We may question whether such steps are necessary when the insurer's decision appears to be clearly reasonable and justified.

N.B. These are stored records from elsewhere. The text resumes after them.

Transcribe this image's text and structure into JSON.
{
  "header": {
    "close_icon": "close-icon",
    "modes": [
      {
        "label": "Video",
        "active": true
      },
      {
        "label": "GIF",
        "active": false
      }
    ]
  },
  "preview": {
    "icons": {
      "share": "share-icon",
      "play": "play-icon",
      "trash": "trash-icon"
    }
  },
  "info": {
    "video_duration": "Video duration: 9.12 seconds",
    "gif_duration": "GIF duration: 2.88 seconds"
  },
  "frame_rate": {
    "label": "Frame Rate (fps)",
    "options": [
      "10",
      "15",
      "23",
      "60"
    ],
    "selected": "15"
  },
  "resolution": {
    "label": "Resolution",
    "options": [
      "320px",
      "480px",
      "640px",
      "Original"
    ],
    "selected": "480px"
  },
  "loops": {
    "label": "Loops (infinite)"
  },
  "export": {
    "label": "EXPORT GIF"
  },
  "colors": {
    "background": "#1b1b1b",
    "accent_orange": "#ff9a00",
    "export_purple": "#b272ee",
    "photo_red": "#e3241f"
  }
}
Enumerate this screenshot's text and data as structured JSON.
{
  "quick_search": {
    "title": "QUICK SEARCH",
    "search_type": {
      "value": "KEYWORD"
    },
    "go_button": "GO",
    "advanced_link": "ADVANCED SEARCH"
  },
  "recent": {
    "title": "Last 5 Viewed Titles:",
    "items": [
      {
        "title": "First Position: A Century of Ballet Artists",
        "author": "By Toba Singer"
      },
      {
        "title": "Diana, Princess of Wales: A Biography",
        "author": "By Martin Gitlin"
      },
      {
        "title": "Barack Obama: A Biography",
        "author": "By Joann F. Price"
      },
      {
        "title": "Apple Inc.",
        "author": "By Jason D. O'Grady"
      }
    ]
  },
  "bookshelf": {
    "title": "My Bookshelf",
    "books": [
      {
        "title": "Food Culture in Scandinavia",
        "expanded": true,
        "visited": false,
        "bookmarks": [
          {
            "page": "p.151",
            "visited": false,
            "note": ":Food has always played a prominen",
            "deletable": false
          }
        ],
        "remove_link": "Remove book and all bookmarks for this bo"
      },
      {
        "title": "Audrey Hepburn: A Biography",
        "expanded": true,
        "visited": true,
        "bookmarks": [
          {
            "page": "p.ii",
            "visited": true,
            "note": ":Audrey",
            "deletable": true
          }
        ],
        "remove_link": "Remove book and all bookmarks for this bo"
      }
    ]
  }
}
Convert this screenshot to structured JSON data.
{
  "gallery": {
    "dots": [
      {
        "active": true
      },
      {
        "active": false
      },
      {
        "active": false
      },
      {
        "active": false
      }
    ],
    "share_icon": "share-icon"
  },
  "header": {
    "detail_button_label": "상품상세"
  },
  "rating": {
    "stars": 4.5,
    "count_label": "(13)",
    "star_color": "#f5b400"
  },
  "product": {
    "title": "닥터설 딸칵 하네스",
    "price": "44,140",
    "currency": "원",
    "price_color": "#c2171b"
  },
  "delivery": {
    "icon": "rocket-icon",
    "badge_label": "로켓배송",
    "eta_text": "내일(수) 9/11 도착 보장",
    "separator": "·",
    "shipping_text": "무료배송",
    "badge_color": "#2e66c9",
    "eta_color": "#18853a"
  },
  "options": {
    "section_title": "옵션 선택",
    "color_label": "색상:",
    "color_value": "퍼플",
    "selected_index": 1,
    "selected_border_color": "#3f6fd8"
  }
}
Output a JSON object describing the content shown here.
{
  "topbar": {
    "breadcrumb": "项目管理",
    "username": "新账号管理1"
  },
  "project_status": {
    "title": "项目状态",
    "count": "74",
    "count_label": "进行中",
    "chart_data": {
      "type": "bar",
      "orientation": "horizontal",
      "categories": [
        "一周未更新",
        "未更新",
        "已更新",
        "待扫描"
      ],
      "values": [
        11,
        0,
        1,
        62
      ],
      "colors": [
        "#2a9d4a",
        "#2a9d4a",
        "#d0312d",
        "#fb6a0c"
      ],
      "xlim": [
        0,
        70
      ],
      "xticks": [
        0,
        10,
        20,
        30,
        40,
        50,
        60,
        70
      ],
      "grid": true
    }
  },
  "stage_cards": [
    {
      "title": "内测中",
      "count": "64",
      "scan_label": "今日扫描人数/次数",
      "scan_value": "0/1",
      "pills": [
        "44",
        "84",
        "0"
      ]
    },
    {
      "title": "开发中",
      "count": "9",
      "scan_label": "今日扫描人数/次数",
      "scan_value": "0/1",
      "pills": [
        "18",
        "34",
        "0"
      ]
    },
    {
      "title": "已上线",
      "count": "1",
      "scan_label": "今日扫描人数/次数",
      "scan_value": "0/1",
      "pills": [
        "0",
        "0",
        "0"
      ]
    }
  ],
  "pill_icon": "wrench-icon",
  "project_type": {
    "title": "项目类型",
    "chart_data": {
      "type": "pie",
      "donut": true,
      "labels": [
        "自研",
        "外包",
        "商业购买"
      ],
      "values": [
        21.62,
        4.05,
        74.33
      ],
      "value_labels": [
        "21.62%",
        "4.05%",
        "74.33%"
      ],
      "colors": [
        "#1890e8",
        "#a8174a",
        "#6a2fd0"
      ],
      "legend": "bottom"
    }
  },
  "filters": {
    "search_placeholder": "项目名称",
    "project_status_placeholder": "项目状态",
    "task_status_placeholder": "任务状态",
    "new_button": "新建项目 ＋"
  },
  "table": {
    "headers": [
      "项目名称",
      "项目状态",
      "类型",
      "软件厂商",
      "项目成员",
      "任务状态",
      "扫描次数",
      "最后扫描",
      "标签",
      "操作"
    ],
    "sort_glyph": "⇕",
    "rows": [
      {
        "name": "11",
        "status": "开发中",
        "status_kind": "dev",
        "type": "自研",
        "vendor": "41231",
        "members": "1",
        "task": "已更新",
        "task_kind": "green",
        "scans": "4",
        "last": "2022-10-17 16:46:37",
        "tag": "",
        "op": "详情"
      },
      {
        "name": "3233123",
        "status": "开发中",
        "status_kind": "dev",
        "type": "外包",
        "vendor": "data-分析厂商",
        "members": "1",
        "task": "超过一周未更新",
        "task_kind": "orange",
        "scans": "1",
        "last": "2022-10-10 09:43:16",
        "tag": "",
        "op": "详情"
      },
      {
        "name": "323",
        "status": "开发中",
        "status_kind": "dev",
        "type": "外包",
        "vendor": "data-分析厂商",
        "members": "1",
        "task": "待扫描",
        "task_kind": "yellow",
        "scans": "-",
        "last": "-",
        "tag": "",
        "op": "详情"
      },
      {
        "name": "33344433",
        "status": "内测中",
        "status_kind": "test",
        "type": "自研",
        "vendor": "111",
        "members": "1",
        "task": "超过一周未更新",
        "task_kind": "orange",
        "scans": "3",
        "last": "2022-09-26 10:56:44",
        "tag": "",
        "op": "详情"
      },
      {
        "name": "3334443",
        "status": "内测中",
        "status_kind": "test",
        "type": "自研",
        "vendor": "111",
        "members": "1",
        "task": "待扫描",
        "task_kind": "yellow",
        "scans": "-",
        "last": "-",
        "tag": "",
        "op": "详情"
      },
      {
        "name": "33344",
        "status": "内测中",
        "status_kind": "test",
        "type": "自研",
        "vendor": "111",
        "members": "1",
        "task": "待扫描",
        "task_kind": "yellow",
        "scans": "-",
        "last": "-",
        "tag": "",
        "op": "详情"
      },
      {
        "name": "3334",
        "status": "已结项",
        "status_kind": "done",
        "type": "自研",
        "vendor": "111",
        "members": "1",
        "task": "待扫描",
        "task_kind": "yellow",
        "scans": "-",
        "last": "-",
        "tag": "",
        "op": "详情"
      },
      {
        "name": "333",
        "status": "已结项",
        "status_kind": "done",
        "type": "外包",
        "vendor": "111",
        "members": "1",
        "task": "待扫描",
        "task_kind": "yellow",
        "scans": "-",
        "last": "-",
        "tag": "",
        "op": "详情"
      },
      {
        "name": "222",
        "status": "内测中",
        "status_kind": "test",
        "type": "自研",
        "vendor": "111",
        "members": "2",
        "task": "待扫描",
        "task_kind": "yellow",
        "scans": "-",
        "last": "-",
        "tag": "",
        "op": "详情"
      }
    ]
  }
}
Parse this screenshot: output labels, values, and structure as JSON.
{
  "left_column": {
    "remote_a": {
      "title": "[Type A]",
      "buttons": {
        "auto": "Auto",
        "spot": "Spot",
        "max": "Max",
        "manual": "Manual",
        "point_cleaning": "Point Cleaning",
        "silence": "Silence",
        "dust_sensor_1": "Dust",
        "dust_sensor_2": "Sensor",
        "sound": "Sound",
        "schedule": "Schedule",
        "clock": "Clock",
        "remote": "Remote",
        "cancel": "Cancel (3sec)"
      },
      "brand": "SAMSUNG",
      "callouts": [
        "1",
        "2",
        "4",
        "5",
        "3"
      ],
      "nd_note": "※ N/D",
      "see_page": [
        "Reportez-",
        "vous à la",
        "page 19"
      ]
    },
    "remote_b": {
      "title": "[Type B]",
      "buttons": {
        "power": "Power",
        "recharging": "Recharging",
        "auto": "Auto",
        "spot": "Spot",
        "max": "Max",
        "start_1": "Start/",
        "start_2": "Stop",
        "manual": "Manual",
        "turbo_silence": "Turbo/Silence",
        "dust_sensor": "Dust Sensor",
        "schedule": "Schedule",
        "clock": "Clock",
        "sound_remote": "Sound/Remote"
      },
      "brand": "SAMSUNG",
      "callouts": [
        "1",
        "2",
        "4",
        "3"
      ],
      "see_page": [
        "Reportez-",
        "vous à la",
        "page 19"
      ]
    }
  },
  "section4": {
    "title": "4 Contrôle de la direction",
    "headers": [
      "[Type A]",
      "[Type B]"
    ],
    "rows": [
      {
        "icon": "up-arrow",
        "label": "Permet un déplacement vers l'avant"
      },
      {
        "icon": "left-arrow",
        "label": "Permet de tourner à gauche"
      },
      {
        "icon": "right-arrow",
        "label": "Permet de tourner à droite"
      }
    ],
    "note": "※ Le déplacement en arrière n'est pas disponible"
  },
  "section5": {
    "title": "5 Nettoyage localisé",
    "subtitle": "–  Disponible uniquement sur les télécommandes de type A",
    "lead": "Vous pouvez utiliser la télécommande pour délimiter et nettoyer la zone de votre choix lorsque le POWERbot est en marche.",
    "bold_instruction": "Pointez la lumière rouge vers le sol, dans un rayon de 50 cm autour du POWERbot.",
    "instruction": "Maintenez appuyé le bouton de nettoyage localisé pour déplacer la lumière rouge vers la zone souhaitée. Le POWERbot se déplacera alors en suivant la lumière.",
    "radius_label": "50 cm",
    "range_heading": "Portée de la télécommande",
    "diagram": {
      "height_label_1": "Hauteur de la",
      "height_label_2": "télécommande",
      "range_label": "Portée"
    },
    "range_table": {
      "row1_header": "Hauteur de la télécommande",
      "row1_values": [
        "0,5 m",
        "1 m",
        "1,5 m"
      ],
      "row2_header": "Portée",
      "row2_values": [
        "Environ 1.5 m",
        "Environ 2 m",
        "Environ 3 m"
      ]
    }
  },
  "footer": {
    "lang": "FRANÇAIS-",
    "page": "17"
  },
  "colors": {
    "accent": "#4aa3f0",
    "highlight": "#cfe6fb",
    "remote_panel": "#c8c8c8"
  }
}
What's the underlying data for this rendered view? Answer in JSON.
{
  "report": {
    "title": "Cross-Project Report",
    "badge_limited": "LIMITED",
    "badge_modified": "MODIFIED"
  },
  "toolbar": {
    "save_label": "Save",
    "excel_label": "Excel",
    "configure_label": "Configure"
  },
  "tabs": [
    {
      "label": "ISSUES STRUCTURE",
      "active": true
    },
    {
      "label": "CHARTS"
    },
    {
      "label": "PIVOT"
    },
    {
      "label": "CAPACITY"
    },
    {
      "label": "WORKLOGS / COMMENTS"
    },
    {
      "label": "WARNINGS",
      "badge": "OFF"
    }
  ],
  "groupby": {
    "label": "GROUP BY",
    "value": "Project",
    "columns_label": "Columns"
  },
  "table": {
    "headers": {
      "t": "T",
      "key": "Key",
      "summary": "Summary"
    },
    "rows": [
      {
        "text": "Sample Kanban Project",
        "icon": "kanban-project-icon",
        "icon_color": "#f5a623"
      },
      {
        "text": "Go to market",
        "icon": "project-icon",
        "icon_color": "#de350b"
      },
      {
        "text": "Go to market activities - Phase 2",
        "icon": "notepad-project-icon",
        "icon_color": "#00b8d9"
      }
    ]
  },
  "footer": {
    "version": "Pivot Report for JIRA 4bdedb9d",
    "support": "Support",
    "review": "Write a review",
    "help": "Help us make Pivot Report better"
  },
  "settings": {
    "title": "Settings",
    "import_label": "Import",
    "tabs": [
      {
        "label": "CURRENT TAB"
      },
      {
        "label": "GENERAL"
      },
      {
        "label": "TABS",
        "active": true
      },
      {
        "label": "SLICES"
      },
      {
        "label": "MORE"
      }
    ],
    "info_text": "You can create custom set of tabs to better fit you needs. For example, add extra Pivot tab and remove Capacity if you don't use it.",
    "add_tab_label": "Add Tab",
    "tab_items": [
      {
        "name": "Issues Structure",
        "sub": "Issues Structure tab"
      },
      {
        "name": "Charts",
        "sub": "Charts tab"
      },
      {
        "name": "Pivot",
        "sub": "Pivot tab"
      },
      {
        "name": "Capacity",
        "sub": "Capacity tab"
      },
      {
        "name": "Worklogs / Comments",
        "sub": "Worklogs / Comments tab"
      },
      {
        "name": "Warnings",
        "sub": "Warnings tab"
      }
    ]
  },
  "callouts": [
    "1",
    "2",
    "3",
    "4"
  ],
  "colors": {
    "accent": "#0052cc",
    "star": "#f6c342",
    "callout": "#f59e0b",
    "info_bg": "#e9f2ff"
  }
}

It will be up to the courts to establish criteria to determine whether a syndicate has acted diligently in its claim against its insurer.
* The authors would like to thank law student Kevin Anglehart for his contribution.
1 2019 QCCA 1737, EYB 2019-321342.
2 Mainly the addition of Sections 1074.1, 1074.2 and 1075.1 C.C.Q., adopted on June 13, 2018 by the National Assembly as part of Bill 141 entitled An Act mainly to improve the regulation of the financial sector, the protection of deposits of money and the operation of financial institutions.
3 Vignoble (Condo) v. Gaudreau, 2019 QCCQ 7007, para. 31 (referring to Syndicat des copropriétaires des terrasses Lulli v. Fortin, REJB 2001-25554; Syndicat des copropriétaires de l'Estuaire condo, phase III v. Gentex, EYB 2005-122896; Assurances générales des caisses Desjardins inc. v. Labelle, EYB 2003-40825; Montanarini v. Syndicat Le Bourg-le-Ponsardin, EYB 2005-92131).
4 Compagnie d'assurances Missisquoi v. Aviva Canada Inc., 2018 QCCS 2760, EYB 2018-295918; Allianz Global Risks US Insurance Company v. Hemani, 2019 QCCQ 2656, EYB 2019-311729; GCAN Compagnie d'assurances v. Khalifeh, 2008 QCCQ 8518, EYB 2008-148608.
5 This principle is now codified in Section 1074.2 C.C.Q.
6 Syndicat des copropriétaires du condominium Verrières VI v. Maddalon, 2018 QCCS 2312, EYB 2018-294863, para. 82 and 93.
This article is a modified version of a comment originally published by Éditions Yvon Blais in December 2019 (EYB2019REP2875).
The content of this article is intended to provide a general guide to the subject matter. Specialist advice should be sought about your specific circumstances.